Jordie Bellaire's colors are absolutely stunning here, with the use of pink, purple, and orange standing out in particular. The vibrancy of these colors also helps firmly plant the narrative of the story in Barbara's point of view, as opposed to potentially letting things grow too grim-dark. Andworld Designs does a stellar job on the lettering as well, especially when it comes to differentiating between Barbara's internal monologue and the actual spoken narrative of the issue. A few lines of dialogue from The Joker are also brilliantly-rendered, helping to convey his terrifying and misogynistic tone.
Batgirl #47 manages to not only be the best "Joker War" installment thus far, but it is one of the best standalone Batgirl issues in recent memory. The issue takes the decades-long twisted dynamic between Barbara Gordon and The Joker and provides it a modern-day rematch, which feels fitting for the character that Barbara has become. The narrative twists and turns in an emotional and incredibly personal fashion, and the art gives it all a frantic, neon-hued flair.

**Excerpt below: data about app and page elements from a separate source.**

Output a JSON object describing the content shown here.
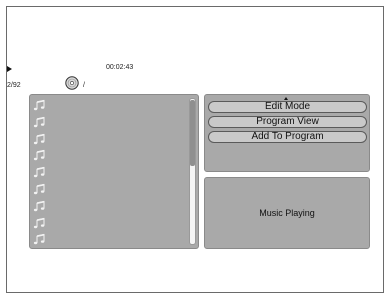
{
  "player": {
    "time": "00:02:43",
    "track_count": "2/92",
    "path": "/"
  },
  "file_list": {
    "icon": "music-note-icon",
    "row_count": 9
  },
  "menu": {
    "items": [
      "Edit Mode",
      "Program View",
      "Add To Program"
    ]
  },
  "status": {
    "text": "Music Playing"
  }
}
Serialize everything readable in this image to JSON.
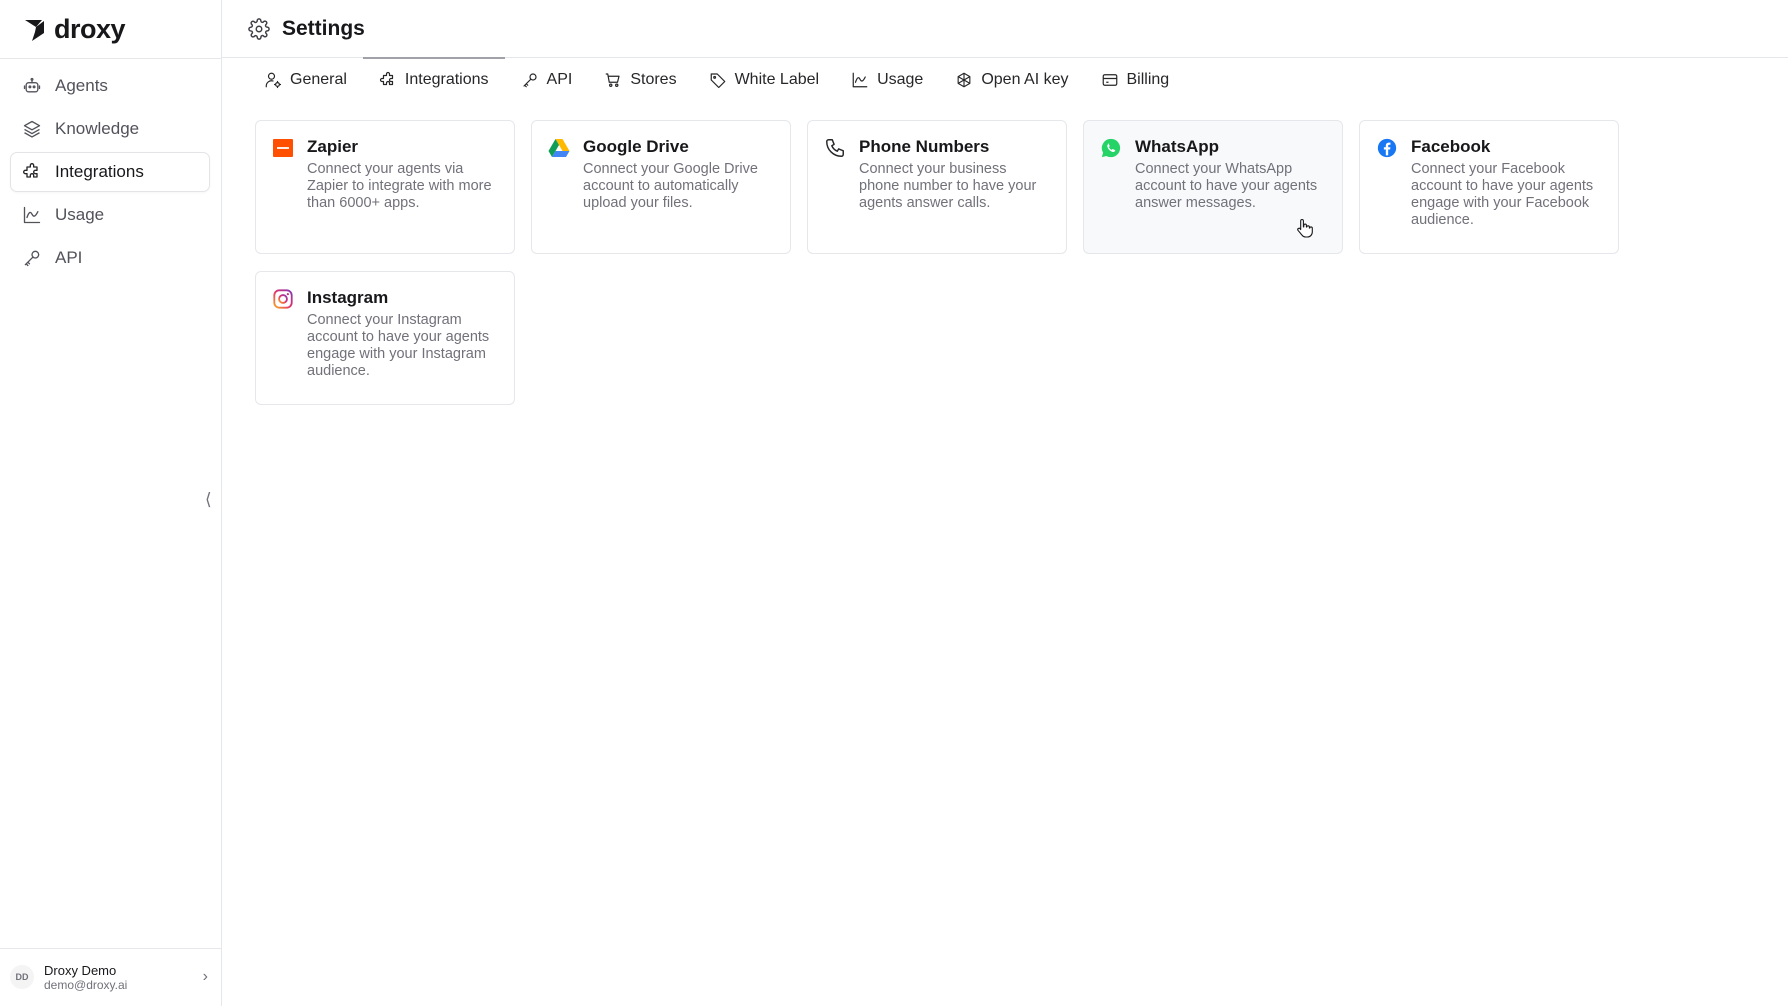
{
  "brand": {
    "name": "droxy"
  },
  "sidebar": {
    "items": [
      {
        "label": "Agents",
        "icon": "bot-icon",
        "active": false
      },
      {
        "label": "Knowledge",
        "icon": "layers-icon",
        "active": false
      },
      {
        "label": "Integrations",
        "icon": "puzzle-icon",
        "active": true
      },
      {
        "label": "Usage",
        "icon": "chart-icon",
        "active": false
      },
      {
        "label": "API",
        "icon": "key-icon",
        "active": false
      }
    ],
    "collapse_glyph": "⟨"
  },
  "user": {
    "initials": "DD",
    "name": "Droxy Demo",
    "email": "demo@droxy.ai"
  },
  "header": {
    "title": "Settings",
    "icon": "gear-icon"
  },
  "tabs": [
    {
      "label": "General",
      "icon": "user-gear-icon"
    },
    {
      "label": "Integrations",
      "icon": "puzzle-icon",
      "active": true
    },
    {
      "label": "API",
      "icon": "key-icon"
    },
    {
      "label": "Stores",
      "icon": "cart-icon"
    },
    {
      "label": "White Label",
      "icon": "tag-icon"
    },
    {
      "label": "Usage",
      "icon": "chart-icon"
    },
    {
      "label": "Open AI key",
      "icon": "openai-icon"
    },
    {
      "label": "Billing",
      "icon": "card-icon"
    }
  ],
  "integrations": [
    {
      "title": "Zapier",
      "description": "Connect your agents via Zapier to integrate with more than 6000+ apps.",
      "icon": "zapier-icon",
      "color": "#ff4f00"
    },
    {
      "title": "Google Drive",
      "description": "Connect your Google Drive account to automatically upload your files.",
      "icon": "google-drive-icon"
    },
    {
      "title": "Phone Numbers",
      "description": "Connect your business phone number to have your agents answer calls.",
      "icon": "phone-icon"
    },
    {
      "title": "WhatsApp",
      "description": "Connect your WhatsApp account to have your agents answer messages.",
      "icon": "whatsapp-icon",
      "color": "#25d366"
    },
    {
      "title": "Facebook",
      "description": "Connect your Facebook account to have your agents engage with your Facebook audience.",
      "icon": "facebook-icon",
      "color": "#1877f2"
    },
    {
      "title": "Instagram",
      "description": "Connect your Instagram account to have your agents engage with your Instagram audience.",
      "icon": "instagram-icon"
    }
  ]
}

Even if you haven't been regularly reading Batgirl as of late, this issue absolutely, positively deserves your time and attention.
Published by DC Comics
On July 21, 2020
Written by Cecil Castellucci
Art by Robbi Rodriguez
Colors by Jordie Bellaire
Letters by Andworld Designs0comments